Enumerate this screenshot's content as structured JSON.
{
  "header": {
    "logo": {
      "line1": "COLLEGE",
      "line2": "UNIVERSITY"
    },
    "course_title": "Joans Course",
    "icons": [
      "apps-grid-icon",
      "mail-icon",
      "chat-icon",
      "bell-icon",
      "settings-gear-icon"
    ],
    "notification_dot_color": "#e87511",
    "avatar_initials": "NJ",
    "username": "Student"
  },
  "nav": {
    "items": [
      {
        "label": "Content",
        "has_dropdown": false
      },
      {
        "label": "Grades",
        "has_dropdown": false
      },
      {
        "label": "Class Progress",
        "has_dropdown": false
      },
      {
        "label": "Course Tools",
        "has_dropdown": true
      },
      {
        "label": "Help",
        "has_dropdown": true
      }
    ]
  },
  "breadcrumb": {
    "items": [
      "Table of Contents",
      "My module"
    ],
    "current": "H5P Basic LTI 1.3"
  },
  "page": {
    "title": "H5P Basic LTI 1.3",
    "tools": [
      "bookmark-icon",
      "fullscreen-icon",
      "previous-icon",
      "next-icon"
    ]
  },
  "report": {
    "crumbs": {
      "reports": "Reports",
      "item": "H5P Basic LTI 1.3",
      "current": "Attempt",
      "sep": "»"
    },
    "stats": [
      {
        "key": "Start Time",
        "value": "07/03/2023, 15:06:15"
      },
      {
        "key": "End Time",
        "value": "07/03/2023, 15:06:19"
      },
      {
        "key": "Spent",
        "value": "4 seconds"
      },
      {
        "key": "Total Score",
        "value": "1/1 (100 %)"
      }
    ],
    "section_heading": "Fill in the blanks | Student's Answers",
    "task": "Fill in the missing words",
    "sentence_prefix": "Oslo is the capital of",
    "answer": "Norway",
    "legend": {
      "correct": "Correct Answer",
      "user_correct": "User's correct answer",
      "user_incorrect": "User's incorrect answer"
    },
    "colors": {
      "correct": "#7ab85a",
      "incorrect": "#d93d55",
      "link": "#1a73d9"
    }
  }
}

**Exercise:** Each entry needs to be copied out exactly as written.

**Answer below:**
Enumerate this screenshot's content as structured JSON.
{
  "header": {
    "logo": {
      "line1": "COLLEGE",
      "line2": "UNIVERSITY"
    },
    "course_title": "Joans Course",
    "icons": [
      "apps-grid-icon",
      "mail-icon",
      "chat-icon",
      "bell-icon",
      "settings-gear-icon"
    ],
    "notification_dot_color": "#e87511",
    "avatar_initials": "NJ",
    "username": "Student"
  },
  "nav": {
    "items": [
      {
        "label": "Content",
        "has_dropdown": false
      },
      {
        "label": "Grades",
        "has_dropdown": false
      },
      {
        "label": "Class Progress",
        "has_dropdown": false
      },
      {
        "label": "Course Tools",
        "has_dropdown": true
      },
      {
        "label": "Help",
        "has_dropdown": true
      }
    ]
  },
  "breadcrumb": {
    "items": [
      "Table of Contents",
      "My module"
    ],
    "current": "H5P Basic LTI 1.3"
  },
  "page": {
    "title": "H5P Basic LTI 1.3",
    "tools": [
      "bookmark-icon",
      "fullscreen-icon",
      "previous-icon",
      "next-icon"
    ]
  },
  "report": {
    "crumbs": {
      "reports": "Reports",
      "item": "H5P Basic LTI 1.3",
      "current": "Attempt",
      "sep": "»"
    },
    "stats": [
      {
        "key": "Start Time",
        "value": "07/03/2023, 15:06:15"
      },
      {
        "key": "End Time",
        "value": "07/03/2023, 15:06:19"
      },
      {
        "key": "Spent",
        "value": "4 seconds"
      },
      {
        "key": "Total Score",
        "value": "1/1 (100 %)"
      }
    ],
    "section_heading": "Fill in the blanks | Student's Answers",
    "task": "Fill in the missing words",
    "sentence_prefix": "Oslo is the capital of",
    "answer": "Norway",
    "legend": {
      "correct": "Correct Answer",
      "user_correct": "User's correct answer",
      "user_incorrect": "User's incorrect answer"
    },
    "colors": {
      "correct": "#7ab85a",
      "incorrect": "#d93d55",
      "link": "#1a73d9"
    }
  }
}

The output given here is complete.